Step 1 – Don’t panic

I’m serious. My bad days usually start by me feeling overwhelmed and walking away from work or else being a stress ball as I work. My best work around for this is to take tasks one at a time and to force myself not to look at the list of work to do.

Step 2 – Don’t scroll

You probably have been a victim of endless Facebook scrolling (or something akin to it). My job has me on Social Media checking on my clients and responding to customers. I can’t avoid the platforms. I can, however, exert my willpower and stay off my main feed. Not only does this prevent depression from seeing negative posts everywhere, but it also prevents the ‘mysterious’ loss of three hours.

Step 3 – Take a break

This may seem counter intuitive, but it makes all the difference. Set a timer for when you think you should have something done by. For example, I should be able to be caught up after 1 hour of work in the morning on a typical day. If the timer goes off and I haven’t even started working, then it’s a slap in the face to stop messing around and focus. Now, if I’ve accomplished or nearly accomplished the task, then that is a great moment to reward myself with a happy stroll around the house or a rewarding petting of the office cat. If I’m near to being done, I may just finish the task first before the break.

By taking a break, particularly after completing something, it feels rewarding. It also helps relieve any back pains or rump pains from sitting for too long. Not to mention, it also helps the eye strain. Rewards are important when working from home, which leads me this:

Step 4 – Reward thyself

I love saying thyself. That was my reward for working today. Well, sort of. I had cookies too. Anyway, rewards are a great way to boost morale and to reinforce a behavior. Just be careful not to do too many rewards too often or you’ll run the risk of cheapening them. Also, working too much before a reward can be problematic too. That’s just a balance you’ll have to navigate for yourself.

Step 5 – Disappointment and that crafting trend (Self care?)

This one’s a bit odd, but bear with me. Just be prepared for cookie eating comatose couch sloth days. This is a stressful situation. You don’t have to craft everyday (unless maybe it’s your livelihood. Then I guess keep crafting? But remember why you love your job?). I simply mean that just because Suzi over there has a whole brigade of bunnies she knitted, that doesn’t mean you have to compete with an army of crocheted squirrels or something. You’re allowed to feel bummed. You’re allowed to take it easy. You don’t have to go competing with people or start a craft war or even take up a new craft. If you’re going to do something to pass the time and to keep yourself from going stir crazy, then do it because you feel like doing it, not because Suzi guilt tripped you into it with those beady eyed bunnies.

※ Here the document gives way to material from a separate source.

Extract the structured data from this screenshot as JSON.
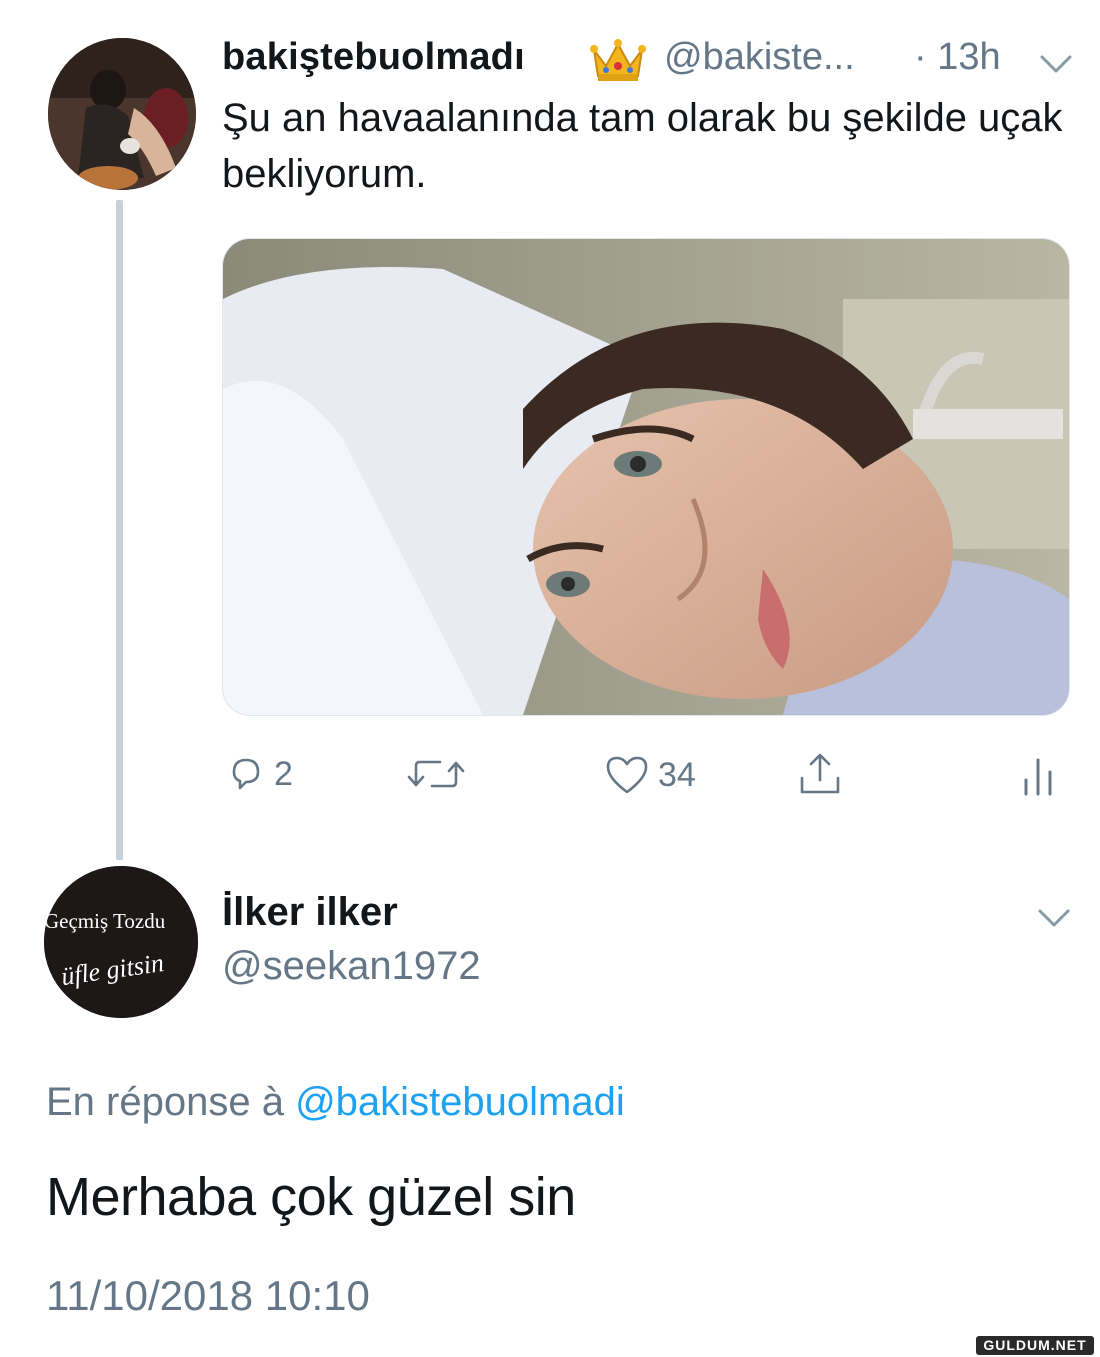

Step 6 – You’re not Suzi or maybe you are

That’s right. Just because Suzi looks like she has it all figured out with those super cutesy bunnies of hers, that doesn’t mean you have to compete with that. Find your own path. Find your own happiness, your own boundaries. The same goes for these steps. They may not work for you. Maybe you are like Suzi and your way of destressing is to make adorable button-eyed bunnies that make others jealous and feel like they should be doing more with their lives. I can’t believe I’m siding with a Suzi, but that’s alright too.

Now, I’ll leave you with my new catchphrase, which I am very proud of and may be writing everywhere:

May your adventures be many and your inspiration be endless!

Photo by: Surene Palvie